**Exercise requirements**
Reproduce the complete set of records exactly. No picture is to appear in the copy.

--------------------------------

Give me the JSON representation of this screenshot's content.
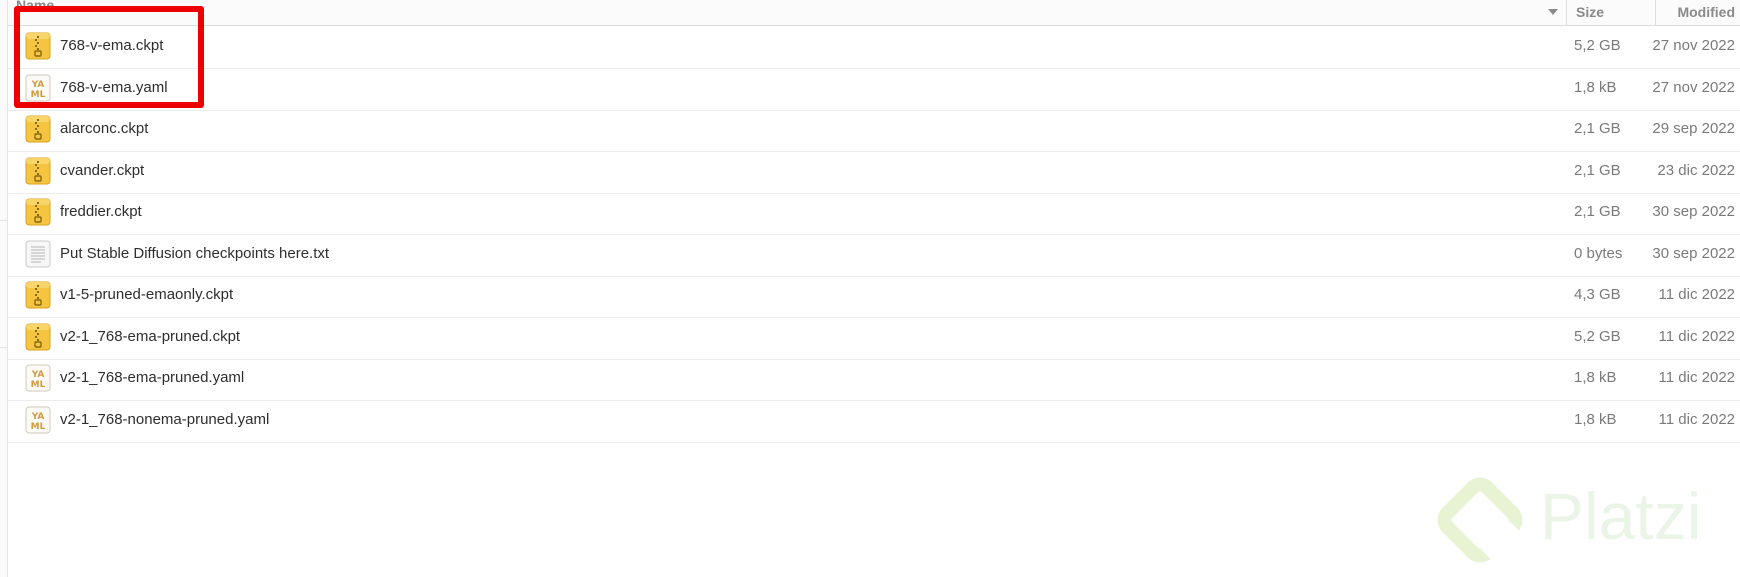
{
  "header": {
    "name_label": "Name",
    "size_label": "Size",
    "modified_label": "Modified"
  },
  "files": [
    {
      "name": "768-v-ema.ckpt",
      "size": "5,2 GB",
      "modified": "27 nov 2022",
      "icon": "archive-icon"
    },
    {
      "name": "768-v-ema.yaml",
      "size": "1,8 kB",
      "modified": "27 nov 2022",
      "icon": "yaml-icon"
    },
    {
      "name": "alarconc.ckpt",
      "size": "2,1 GB",
      "modified": "29 sep 2022",
      "icon": "archive-icon"
    },
    {
      "name": "cvander.ckpt",
      "size": "2,1 GB",
      "modified": "23 dic 2022",
      "icon": "archive-icon"
    },
    {
      "name": "freddier.ckpt",
      "size": "2,1 GB",
      "modified": "30 sep 2022",
      "icon": "archive-icon"
    },
    {
      "name": "Put Stable Diffusion checkpoints here.txt",
      "size": "0 bytes",
      "modified": "30 sep 2022",
      "icon": "text-file-icon"
    },
    {
      "name": "v1-5-pruned-emaonly.ckpt",
      "size": "4,3 GB",
      "modified": "11 dic 2022",
      "icon": "archive-icon"
    },
    {
      "name": "v2-1_768-ema-pruned.ckpt",
      "size": "5,2 GB",
      "modified": "11 dic 2022",
      "icon": "archive-icon"
    },
    {
      "name": "v2-1_768-ema-pruned.yaml",
      "size": "1,8 kB",
      "modified": "11 dic 2022",
      "icon": "yaml-icon"
    },
    {
      "name": "v2-1_768-nonema-pruned.yaml",
      "size": "1,8 kB",
      "modified": "11 dic 2022",
      "icon": "yaml-icon"
    }
  ],
  "highlight_color": "#ee0000",
  "watermark": {
    "text": "Platzi",
    "color": "#98ca3f"
  }
}
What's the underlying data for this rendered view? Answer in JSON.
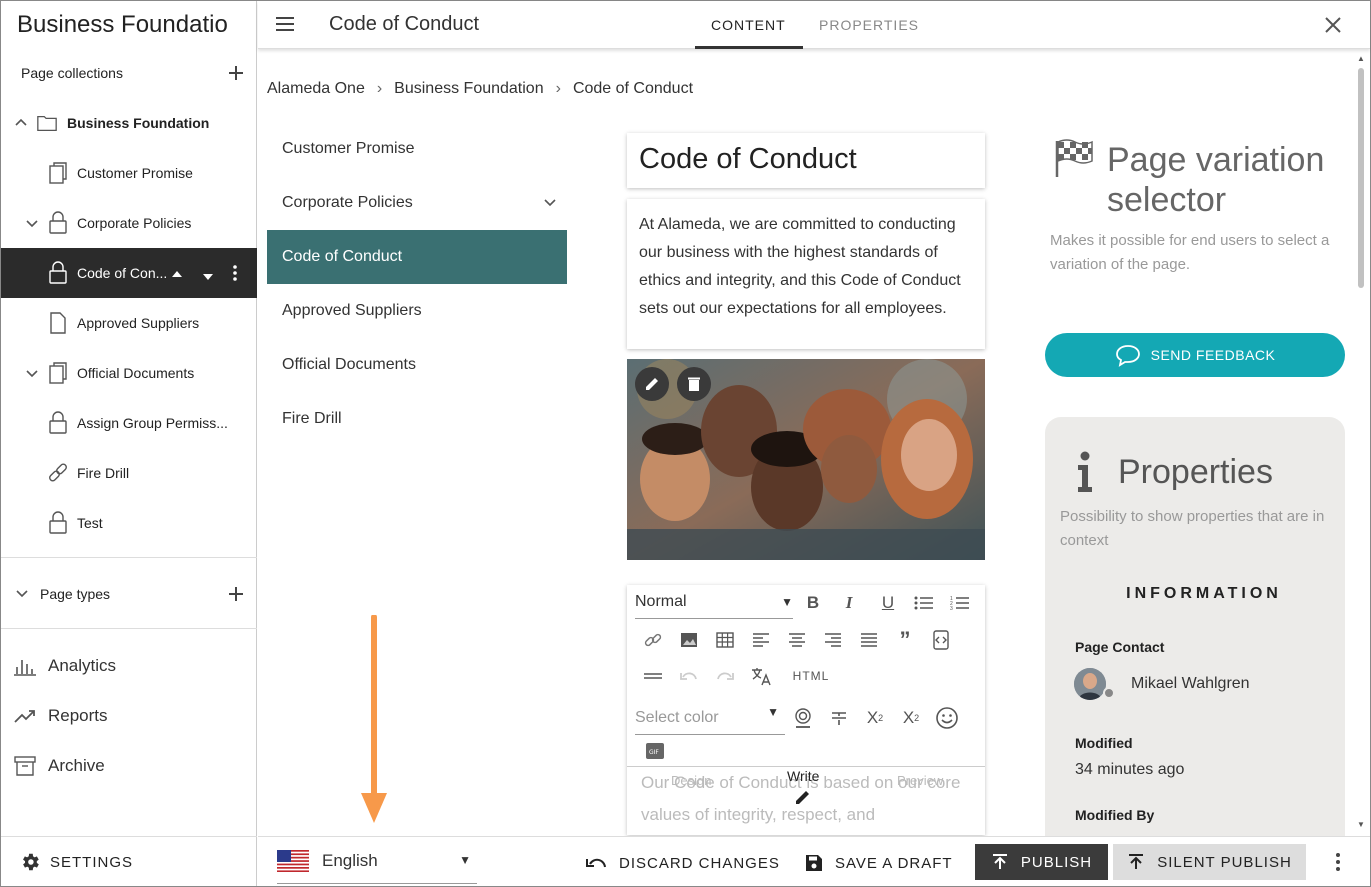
{
  "sidebar": {
    "title": "Business Foundatio",
    "collections_label": "Page collections",
    "tree": [
      {
        "label": "Business Foundation",
        "icon": "folder-icon",
        "chevron": "up"
      },
      {
        "label": "Customer Promise",
        "icon": "pages-icon"
      },
      {
        "label": "Corporate Policies",
        "icon": "lock-icon",
        "chevron": "down"
      },
      {
        "label": "Code of Con...",
        "icon": "lock-icon",
        "active": true
      },
      {
        "label": "Approved Suppliers",
        "icon": "page-icon"
      },
      {
        "label": "Official Documents",
        "icon": "pages-icon",
        "chevron": "down"
      },
      {
        "label": "Assign Group Permiss...",
        "icon": "lock-icon"
      },
      {
        "label": "Fire Drill",
        "icon": "link-icon"
      },
      {
        "label": "Test",
        "icon": "lock-icon"
      }
    ],
    "page_types_label": "Page types",
    "nav": [
      {
        "label": "Analytics",
        "icon": "analytics-icon"
      },
      {
        "label": "Reports",
        "icon": "trending-icon"
      },
      {
        "label": "Archive",
        "icon": "archive-icon"
      }
    ],
    "settings_label": "SETTINGS"
  },
  "topbar": {
    "title": "Code of Conduct",
    "tabs": [
      {
        "label": "CONTENT",
        "active": true
      },
      {
        "label": "PROPERTIES",
        "active": false
      }
    ]
  },
  "breadcrumb": [
    "Alameda One",
    "Business Foundation",
    "Code of Conduct"
  ],
  "page_nav": [
    {
      "label": "Customer Promise"
    },
    {
      "label": "Corporate Policies",
      "expandable": true
    },
    {
      "label": "Code of Conduct",
      "active": true
    },
    {
      "label": "Approved Suppliers"
    },
    {
      "label": "Official Documents"
    },
    {
      "label": "Fire Drill"
    }
  ],
  "editor": {
    "title": "Code of Conduct",
    "intro": "At Alameda, we are committed to conducting our business with the highest standards of ethics and integrity, and this Code of Conduct sets out our expectations for all employees.",
    "format_select": "Normal",
    "color_placeholder": "Select color",
    "html_label": "HTML",
    "body_text": "Our Code of Conduct is based on our core values of integrity, respect, and",
    "body_tabs": {
      "left": "Design",
      "center": "Write",
      "right": "Preview"
    }
  },
  "right_panel": {
    "pvs_title": "Page variation selector",
    "pvs_desc": "Makes it possible for end users to select a variation of the page.",
    "feedback_label": "SEND FEEDBACK",
    "props_title": "Properties",
    "props_desc": "Possibility to show properties that are in context",
    "info_heading": "INFORMATION",
    "page_contact_label": "Page Contact",
    "page_contact_name": "Mikael Wahlgren",
    "modified_label": "Modified",
    "modified_value": "34 minutes ago",
    "modified_by_label": "Modified By"
  },
  "bottombar": {
    "language": "English",
    "discard_label": "DISCARD CHANGES",
    "draft_label": "SAVE A DRAFT",
    "publish_label": "PUBLISH",
    "silent_publish_label": "SILENT PUBLISH"
  },
  "colors": {
    "active_nav": "#3a7072",
    "feedback": "#14a8b4",
    "arrow": "#f7994a",
    "dark": "#2b2b2b"
  }
}
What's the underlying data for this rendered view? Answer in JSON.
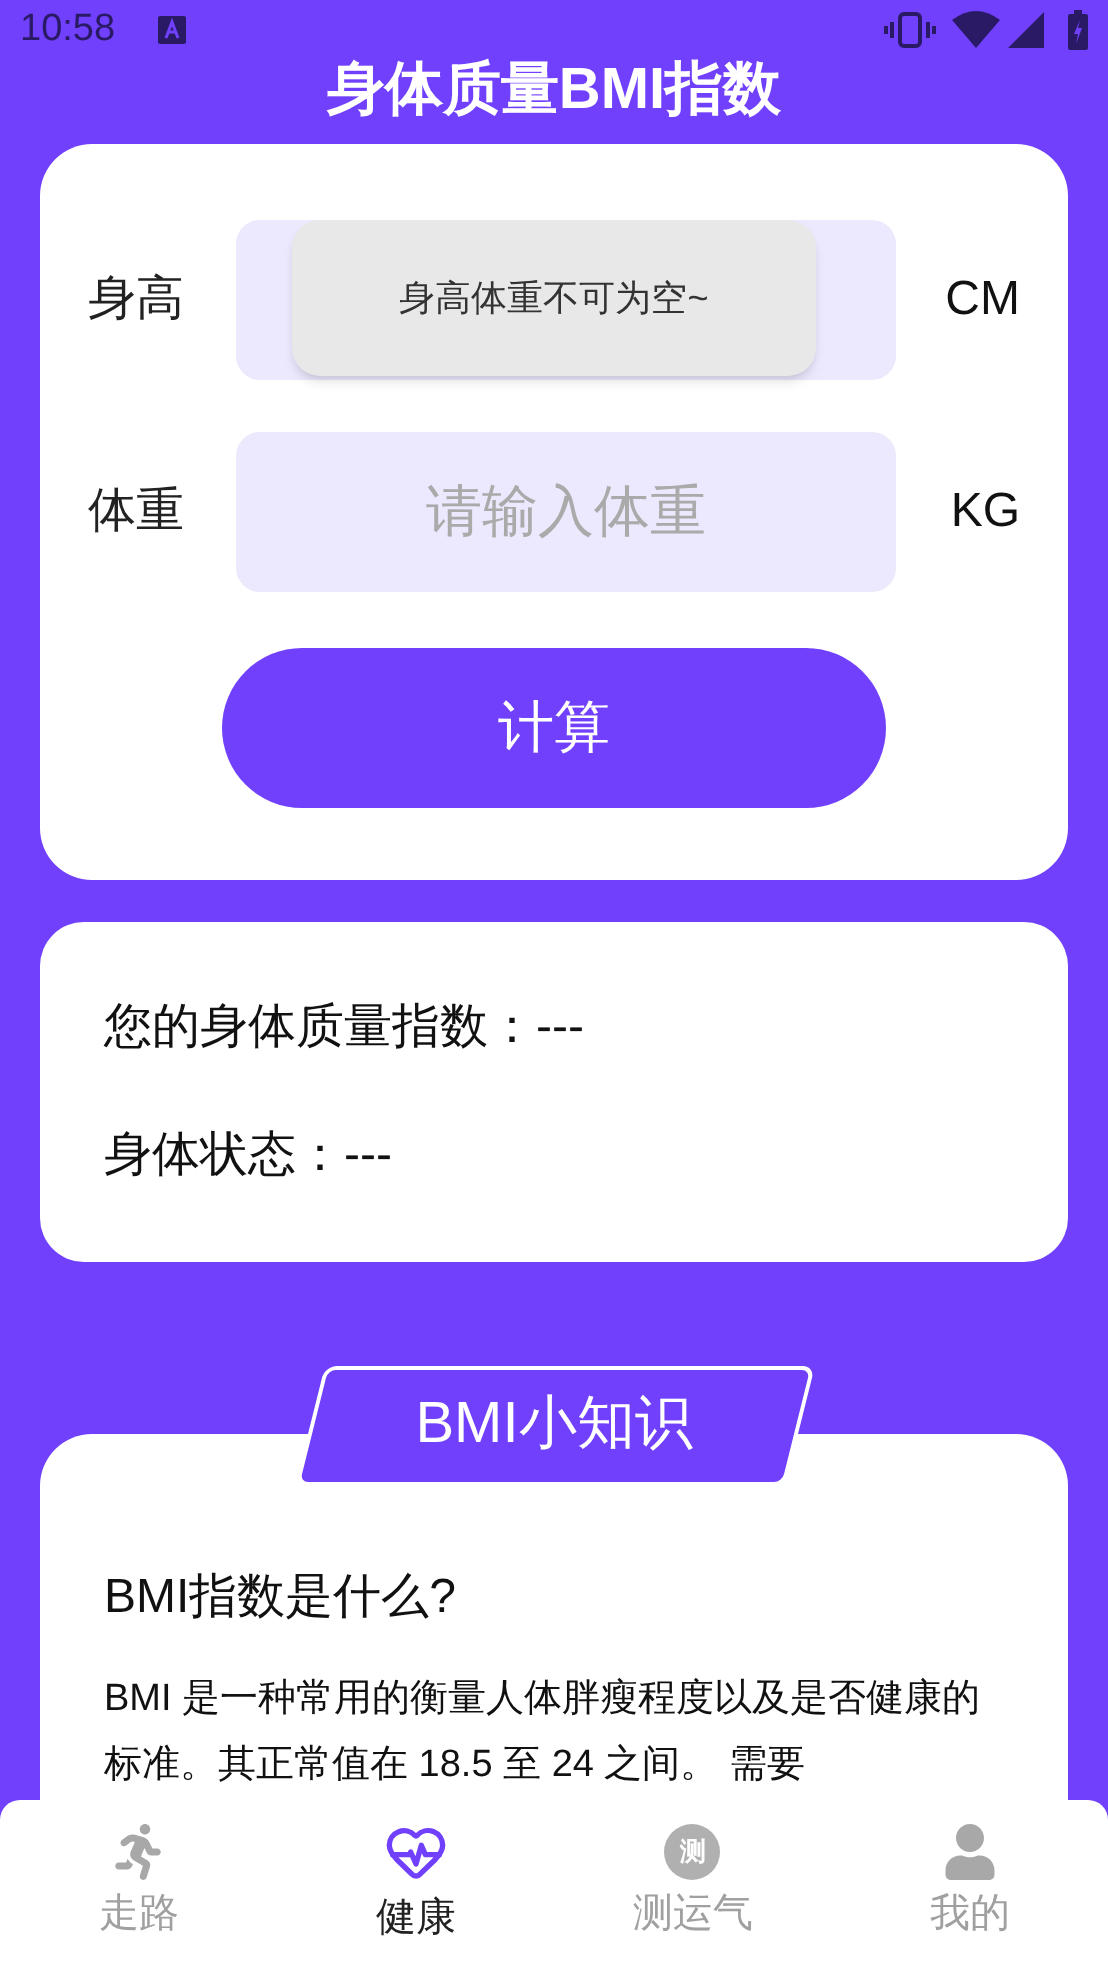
{
  "status_bar": {
    "time": "10:58"
  },
  "title": "身体质量BMI指数",
  "form": {
    "fields": [
      {
        "label": "身高",
        "unit": "CM"
      },
      {
        "label": "体重",
        "placeholder": "请输入体重",
        "unit": "KG"
      }
    ],
    "button": "计算",
    "toast": "身高体重不可为空~"
  },
  "result": {
    "lines": [
      "您的身体质量指数：---",
      "身体状态：---"
    ]
  },
  "knowledge": {
    "badge": "BMI小知识",
    "heading": "BMI指数是什么?",
    "paragraph": "BMI 是一种常用的衡量人体胖瘦程度以及是否健康的标准。其正常值在 18.5 至 24 之间。 需要"
  },
  "nav": [
    {
      "kind": "run",
      "label": "走路",
      "selected": false
    },
    {
      "kind": "heart",
      "label": "健康",
      "selected": true
    },
    {
      "kind": "glyph",
      "glyph": "测",
      "label": "测运气",
      "selected": false
    },
    {
      "kind": "user",
      "label": "我的",
      "selected": false
    }
  ]
}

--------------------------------

**Answer to this problem**
Give me the JSON representation of this screenshot's content.
{
  "header": {
    "name_label": "Name",
    "size_label": "Size",
    "modified_label": "Modified"
  },
  "files": [
    {
      "name": "768-v-ema.ckpt",
      "size": "5,2 GB",
      "modified": "27 nov 2022",
      "icon": "archive-icon"
    },
    {
      "name": "768-v-ema.yaml",
      "size": "1,8 kB",
      "modified": "27 nov 2022",
      "icon": "yaml-icon"
    },
    {
      "name": "alarconc.ckpt",
      "size": "2,1 GB",
      "modified": "29 sep 2022",
      "icon": "archive-icon"
    },
    {
      "name": "cvander.ckpt",
      "size": "2,1 GB",
      "modified": "23 dic 2022",
      "icon": "archive-icon"
    },
    {
      "name": "freddier.ckpt",
      "size": "2,1 GB",
      "modified": "30 sep 2022",
      "icon": "archive-icon"
    },
    {
      "name": "Put Stable Diffusion checkpoints here.txt",
      "size": "0 bytes",
      "modified": "30 sep 2022",
      "icon": "text-file-icon"
    },
    {
      "name": "v1-5-pruned-emaonly.ckpt",
      "size": "4,3 GB",
      "modified": "11 dic 2022",
      "icon": "archive-icon"
    },
    {
      "name": "v2-1_768-ema-pruned.ckpt",
      "size": "5,2 GB",
      "modified": "11 dic 2022",
      "icon": "archive-icon"
    },
    {
      "name": "v2-1_768-ema-pruned.yaml",
      "size": "1,8 kB",
      "modified": "11 dic 2022",
      "icon": "yaml-icon"
    },
    {
      "name": "v2-1_768-nonema-pruned.yaml",
      "size": "1,8 kB",
      "modified": "11 dic 2022",
      "icon": "yaml-icon"
    }
  ],
  "highlight_color": "#ee0000",
  "watermark": {
    "text": "Platzi",
    "color": "#98ca3f"
  }
}
What's the underlying data for this rendered view? Answer in JSON.
{
  "sidebar": {
    "title": "Business Foundatio",
    "collections_label": "Page collections",
    "tree": [
      {
        "label": "Business Foundation",
        "icon": "folder-icon",
        "chevron": "up"
      },
      {
        "label": "Customer Promise",
        "icon": "pages-icon"
      },
      {
        "label": "Corporate Policies",
        "icon": "lock-icon",
        "chevron": "down"
      },
      {
        "label": "Code of Con...",
        "icon": "lock-icon",
        "active": true
      },
      {
        "label": "Approved Suppliers",
        "icon": "page-icon"
      },
      {
        "label": "Official Documents",
        "icon": "pages-icon",
        "chevron": "down"
      },
      {
        "label": "Assign Group Permiss...",
        "icon": "lock-icon"
      },
      {
        "label": "Fire Drill",
        "icon": "link-icon"
      },
      {
        "label": "Test",
        "icon": "lock-icon"
      }
    ],
    "page_types_label": "Page types",
    "nav": [
      {
        "label": "Analytics",
        "icon": "analytics-icon"
      },
      {
        "label": "Reports",
        "icon": "trending-icon"
      },
      {
        "label": "Archive",
        "icon": "archive-icon"
      }
    ],
    "settings_label": "SETTINGS"
  },
  "topbar": {
    "title": "Code of Conduct",
    "tabs": [
      {
        "label": "CONTENT",
        "active": true
      },
      {
        "label": "PROPERTIES",
        "active": false
      }
    ]
  },
  "breadcrumb": [
    "Alameda One",
    "Business Foundation",
    "Code of Conduct"
  ],
  "page_nav": [
    {
      "label": "Customer Promise"
    },
    {
      "label": "Corporate Policies",
      "expandable": true
    },
    {
      "label": "Code of Conduct",
      "active": true
    },
    {
      "label": "Approved Suppliers"
    },
    {
      "label": "Official Documents"
    },
    {
      "label": "Fire Drill"
    }
  ],
  "editor": {
    "title": "Code of Conduct",
    "intro": "At Alameda, we are committed to conducting our business with the highest standards of ethics and integrity, and this Code of Conduct sets out our expectations for all employees.",
    "format_select": "Normal",
    "color_placeholder": "Select color",
    "html_label": "HTML",
    "body_text": "Our Code of Conduct is based on our core values of integrity, respect, and",
    "body_tabs": {
      "left": "Design",
      "center": "Write",
      "right": "Preview"
    }
  },
  "right_panel": {
    "pvs_title": "Page variation selector",
    "pvs_desc": "Makes it possible for end users to select a variation of the page.",
    "feedback_label": "SEND FEEDBACK",
    "props_title": "Properties",
    "props_desc": "Possibility to show properties that are in context",
    "info_heading": "INFORMATION",
    "page_contact_label": "Page Contact",
    "page_contact_name": "Mikael Wahlgren",
    "modified_label": "Modified",
    "modified_value": "34 minutes ago",
    "modified_by_label": "Modified By"
  },
  "bottombar": {
    "language": "English",
    "discard_label": "DISCARD CHANGES",
    "draft_label": "SAVE A DRAFT",
    "publish_label": "PUBLISH",
    "silent_publish_label": "SILENT PUBLISH"
  },
  "colors": {
    "active_nav": "#3a7072",
    "feedback": "#14a8b4",
    "arrow": "#f7994a",
    "dark": "#2b2b2b"
  }
}
What's the underlying data for this rendered view? Answer in JSON.
{
  "status_bar": {
    "time": "10:58"
  },
  "title": "身体质量BMI指数",
  "form": {
    "fields": [
      {
        "label": "身高",
        "unit": "CM"
      },
      {
        "label": "体重",
        "placeholder": "请输入体重",
        "unit": "KG"
      }
    ],
    "button": "计算",
    "toast": "身高体重不可为空~"
  },
  "result": {
    "lines": [
      "您的身体质量指数：---",
      "身体状态：---"
    ]
  },
  "knowledge": {
    "badge": "BMI小知识",
    "heading": "BMI指数是什么?",
    "paragraph": "BMI 是一种常用的衡量人体胖瘦程度以及是否健康的标准。其正常值在 18.5 至 24 之间。 需要"
  },
  "nav": [
    {
      "kind": "run",
      "label": "走路",
      "selected": false
    },
    {
      "kind": "heart",
      "label": "健康",
      "selected": true
    },
    {
      "kind": "glyph",
      "glyph": "测",
      "label": "测运气",
      "selected": false
    },
    {
      "kind": "user",
      "label": "我的",
      "selected": false
    }
  ]
}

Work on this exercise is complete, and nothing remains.